People's Republic[edit]

The Jinsha River is under heavy development by China, with over sixteen dam projects in various phases of development along the river, and many on its tributaries as well, especially the Yalong. Four dams along the lower part of the river are under construction or have already been completed to generate hydroelectric power and to trap silt that would otherwise create problems at the Three Gorges Dam. The ten largest dams will produce 55,710 megawatts of power.

See also[edit]

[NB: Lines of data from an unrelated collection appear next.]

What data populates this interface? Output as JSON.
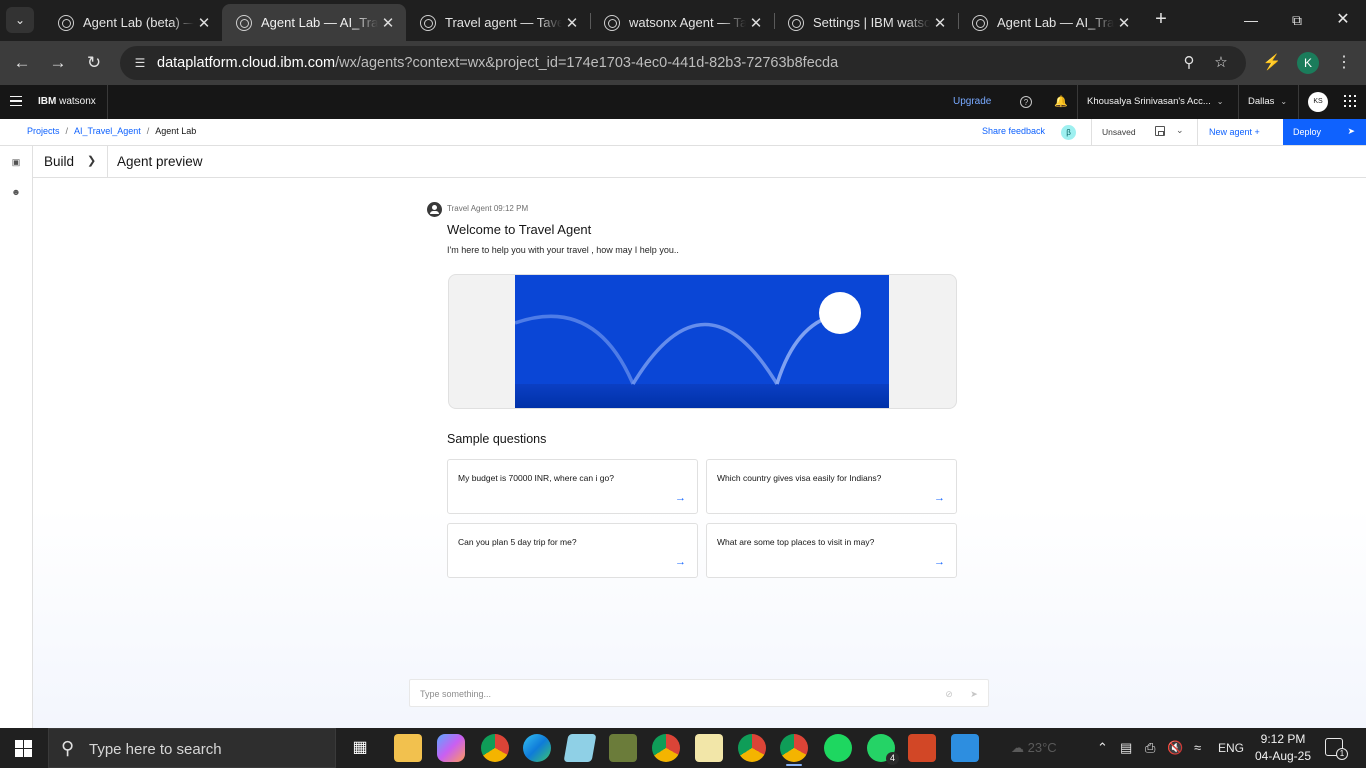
{
  "browser": {
    "tabs": [
      {
        "title": "Agent Lab (beta) — D",
        "active": false
      },
      {
        "title": "Agent Lab — AI_Trave",
        "active": true
      },
      {
        "title": "Travel agent — Tavel_",
        "active": false
      },
      {
        "title": "watsonx Agent — Tav",
        "active": false
      },
      {
        "title": "Settings | IBM watson",
        "active": false
      },
      {
        "title": "Agent Lab — AI_Trave",
        "active": false
      }
    ],
    "url_host": "dataplatform.cloud.ibm.com",
    "url_path": "/wx/agents?context=wx&project_id=174e1703-4ec0-441d-82b3-72763b8fecda",
    "profile_initial": "K"
  },
  "header": {
    "brand_bold": "IBM",
    "brand_light": " watsonx",
    "upgrade": "Upgrade",
    "account": "Khousalya Srinivasan's Acc...",
    "region": "Dallas",
    "avatar": "KS"
  },
  "breadcrumb": {
    "items": [
      "Projects",
      "AI_Travel_Agent",
      "Agent Lab"
    ]
  },
  "actions": {
    "share_feedback": "Share feedback",
    "beta_badge": "β",
    "save_state": "Unsaved",
    "new_agent": "New agent  +",
    "deploy": "Deploy"
  },
  "subheader": {
    "build": "Build",
    "preview": "Agent preview"
  },
  "chat": {
    "agent_name": "Travel Agent",
    "timestamp": "09:12 PM",
    "welcome_title": "Welcome to Travel Agent",
    "intro": "I'm here to help you with your travel , how may I help you..",
    "sample_title": "Sample questions",
    "sample_questions": [
      "My budget is 70000 INR, where can i go?",
      "Which country gives visa easily for Indians?",
      "Can you plan 5 day trip for me?",
      "What are some top places to visit in may?"
    ],
    "input_placeholder": "Type something..."
  },
  "taskbar": {
    "search_placeholder": "Type here to search",
    "language": "ENG",
    "time": "9:12 PM",
    "date": "04-Aug-25",
    "weather": "23°C",
    "notification_count": "1",
    "whatsapp_badge": "4"
  },
  "colors": {
    "accent": "#0f62fe",
    "header_bg": "#161616",
    "hero_blue": "#0043ce"
  }
}
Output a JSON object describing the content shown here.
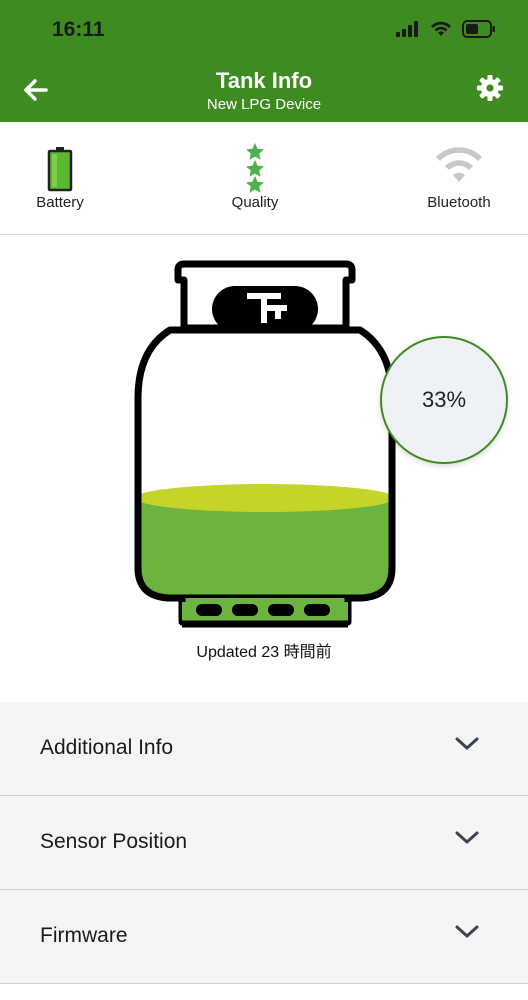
{
  "status_bar": {
    "time": "16:11",
    "signal_icon": "cellular-signal-icon",
    "wifi_icon": "wifi-icon",
    "battery_icon": "phone-battery-icon"
  },
  "header": {
    "title": "Tank Info",
    "subtitle": "New LPG Device",
    "back_icon": "back-arrow-icon",
    "settings_icon": "gear-icon",
    "background_color": "#3e8c21"
  },
  "status_row": {
    "battery": {
      "label": "Battery",
      "icon": "battery-icon"
    },
    "quality": {
      "label": "Quality",
      "icon": "star-icon",
      "stars": 3
    },
    "bluetooth": {
      "label": "Bluetooth",
      "icon": "bluetooth-signal-icon"
    }
  },
  "tank": {
    "level_percent": "33%",
    "fill_fraction": 0.33,
    "fill_color": "#6cb33f",
    "surface_color": "#c4d42a",
    "updated_text": "Updated 23 時間前"
  },
  "accordion": {
    "items": [
      {
        "label": "Additional Info",
        "icon": "chevron-down-icon"
      },
      {
        "label": "Sensor Position",
        "icon": "chevron-down-icon"
      },
      {
        "label": "Firmware",
        "icon": "chevron-down-icon"
      }
    ]
  }
}
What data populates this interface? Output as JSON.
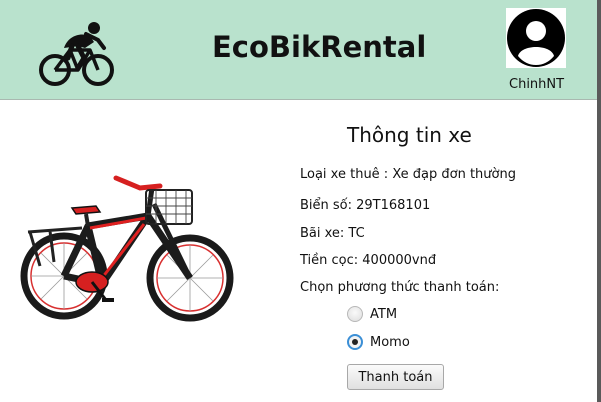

  1. ^ a b Little, Archibald. The Far East, p. 63. 1905. Reprint: Cambridge Univ. Press (Cambridge), 2010. Accessed 13 August 2013.
  2. ^ E.g., in the "Annual Report of the Chinese Academy of Geological Research", p. 24. Geological Publishing House, 1994.
  3. ^ It has also appeared as the Li (丽水, Lìshuǐ, "Beautiful River"); Mahu (马湖江, Mǎhújiāng, "Horse Lake River"); and Shen (神川, Shénchuān, "Holy River" or "River of Spirits").[citation needed]
  4. ^ Pletcher, Kenneth. The Geography of China: Sacred and Historic Places, p. 359. Britannica Educational Publishing (New York), 2011. Accessed 16 August 2013.
  5. ^ E.g., in Davis, John. The Chinese: A General Description of the Empire of China and Its Inhabitants, Vol. 1, pp. 132 ff. C. Knight, 1836.
  6. ^ 丽江政府部门终下决心 打击金沙江非法淘金 (in Simplified Chinese). April 17, 2012. Archived from the original on April 2, 2015. Retrieved January 16, 2015.
  7. ^ Fan Chengda. James M. Hargett (trans.) Riding the River Home: A Complete and Annotated Translation of Fan Chengda's (1126–1193) Travel Diary Record of a Boat Trip to Wu, p. 77. Chinese Univ. of Hong Kong (Hong Kong), 2008. Accessed 15 August 2013.
  8. ^ "Lashihai Wetland". Ramsar Sites Information Service. Retrieved 31 July 2023.
  9. ^ Dong, Luan. "INTERACTIVE: Mapping China's "Dam Rush"". Wilson Center. Retrieved 15 June 2014.
  10. ^ "The Last Report on China's Rivers". China's Rivers Report. March 2014. Retrieved 15 June 2014.
  11. ^ "China's Era of Mega-Dams Is Ending as Solar and Wind Power Rise". Bloomberg.com. 2020-07-03. Retrieved 2021-04-09.
  12. ^ "How China is leading the world in clean energy". The CEO Magazine. Retrieved 2022-12-21.